◆ **What is needed**
Search the material for "title" and copy each line in which it is found.

◆ **Data to process**

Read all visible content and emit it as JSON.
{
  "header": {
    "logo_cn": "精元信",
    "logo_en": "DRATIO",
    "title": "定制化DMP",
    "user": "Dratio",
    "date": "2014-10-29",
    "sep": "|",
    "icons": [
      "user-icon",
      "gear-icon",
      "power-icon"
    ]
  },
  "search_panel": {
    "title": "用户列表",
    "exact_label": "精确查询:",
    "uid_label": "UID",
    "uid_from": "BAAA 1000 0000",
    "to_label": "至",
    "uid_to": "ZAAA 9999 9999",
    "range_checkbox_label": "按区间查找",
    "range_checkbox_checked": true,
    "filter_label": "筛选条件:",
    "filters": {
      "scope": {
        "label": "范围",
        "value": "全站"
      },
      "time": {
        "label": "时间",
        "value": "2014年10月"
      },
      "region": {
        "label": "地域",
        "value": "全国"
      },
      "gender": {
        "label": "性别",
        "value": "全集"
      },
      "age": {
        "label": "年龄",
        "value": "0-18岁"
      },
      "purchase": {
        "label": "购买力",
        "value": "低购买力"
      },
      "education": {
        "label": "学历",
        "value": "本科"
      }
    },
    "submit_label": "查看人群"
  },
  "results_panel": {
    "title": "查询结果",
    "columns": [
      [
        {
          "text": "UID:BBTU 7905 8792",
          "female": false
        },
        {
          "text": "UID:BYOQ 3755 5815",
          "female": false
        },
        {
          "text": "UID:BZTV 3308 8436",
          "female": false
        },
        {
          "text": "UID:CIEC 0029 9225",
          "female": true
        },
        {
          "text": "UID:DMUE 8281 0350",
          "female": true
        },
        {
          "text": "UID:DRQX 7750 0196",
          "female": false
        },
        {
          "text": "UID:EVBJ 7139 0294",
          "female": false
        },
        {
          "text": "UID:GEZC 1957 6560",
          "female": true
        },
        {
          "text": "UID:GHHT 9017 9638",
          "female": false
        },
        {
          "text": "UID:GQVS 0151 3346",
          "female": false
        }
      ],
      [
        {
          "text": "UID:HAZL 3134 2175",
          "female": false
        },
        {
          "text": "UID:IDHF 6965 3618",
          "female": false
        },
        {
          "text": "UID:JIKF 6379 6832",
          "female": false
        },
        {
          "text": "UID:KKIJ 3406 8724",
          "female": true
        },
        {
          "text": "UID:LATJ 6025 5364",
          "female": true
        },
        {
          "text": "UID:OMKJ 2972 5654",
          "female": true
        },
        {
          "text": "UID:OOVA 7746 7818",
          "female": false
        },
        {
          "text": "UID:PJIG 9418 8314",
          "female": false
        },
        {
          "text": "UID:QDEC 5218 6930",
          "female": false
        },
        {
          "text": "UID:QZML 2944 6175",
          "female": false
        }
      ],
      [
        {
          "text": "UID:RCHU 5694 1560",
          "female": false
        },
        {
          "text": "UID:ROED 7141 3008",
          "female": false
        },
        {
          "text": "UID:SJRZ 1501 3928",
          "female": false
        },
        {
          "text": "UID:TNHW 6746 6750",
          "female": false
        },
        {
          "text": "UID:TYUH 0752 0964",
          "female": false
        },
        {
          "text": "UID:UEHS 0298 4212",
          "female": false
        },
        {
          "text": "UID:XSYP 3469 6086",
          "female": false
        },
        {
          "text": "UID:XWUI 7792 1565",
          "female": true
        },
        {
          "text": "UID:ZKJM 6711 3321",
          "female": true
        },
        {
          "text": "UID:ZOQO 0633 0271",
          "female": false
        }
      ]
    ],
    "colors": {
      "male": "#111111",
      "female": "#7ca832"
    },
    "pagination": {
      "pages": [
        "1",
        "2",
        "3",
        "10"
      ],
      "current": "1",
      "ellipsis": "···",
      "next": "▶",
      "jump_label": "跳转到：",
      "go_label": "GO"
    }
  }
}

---

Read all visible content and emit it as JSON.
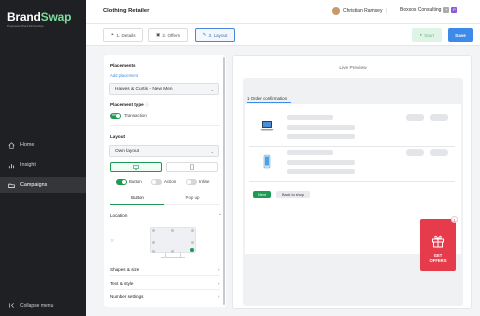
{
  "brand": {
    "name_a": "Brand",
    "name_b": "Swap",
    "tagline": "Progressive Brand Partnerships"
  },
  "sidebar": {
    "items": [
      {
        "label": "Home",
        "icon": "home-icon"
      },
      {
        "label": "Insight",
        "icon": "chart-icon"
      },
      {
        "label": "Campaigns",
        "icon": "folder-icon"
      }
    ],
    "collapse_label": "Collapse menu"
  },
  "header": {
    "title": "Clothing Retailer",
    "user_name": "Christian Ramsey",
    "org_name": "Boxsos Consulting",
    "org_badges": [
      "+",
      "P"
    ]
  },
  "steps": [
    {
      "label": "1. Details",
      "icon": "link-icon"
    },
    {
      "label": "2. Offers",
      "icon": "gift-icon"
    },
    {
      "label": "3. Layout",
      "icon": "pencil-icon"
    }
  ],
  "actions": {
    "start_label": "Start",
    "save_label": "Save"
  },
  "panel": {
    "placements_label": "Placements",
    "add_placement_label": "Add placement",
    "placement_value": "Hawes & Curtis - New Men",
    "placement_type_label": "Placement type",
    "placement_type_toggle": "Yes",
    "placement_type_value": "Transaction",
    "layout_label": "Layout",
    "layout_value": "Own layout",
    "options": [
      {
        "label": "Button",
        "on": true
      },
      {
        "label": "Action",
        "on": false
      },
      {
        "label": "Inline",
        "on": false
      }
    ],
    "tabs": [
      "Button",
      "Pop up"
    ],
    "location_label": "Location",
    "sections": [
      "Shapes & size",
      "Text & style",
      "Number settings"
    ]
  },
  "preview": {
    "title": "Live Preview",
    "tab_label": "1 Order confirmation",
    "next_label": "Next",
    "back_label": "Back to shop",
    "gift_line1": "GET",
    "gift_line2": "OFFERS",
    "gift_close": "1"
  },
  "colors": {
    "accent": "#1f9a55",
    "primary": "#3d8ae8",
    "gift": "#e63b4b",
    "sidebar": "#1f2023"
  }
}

◆ **Solved problem**
    "title": "定制化DMP",
    "title": "用户列表",
    "title": "查询结果",
    "title": "Clothing Retailer",
    "title": "Live Preview",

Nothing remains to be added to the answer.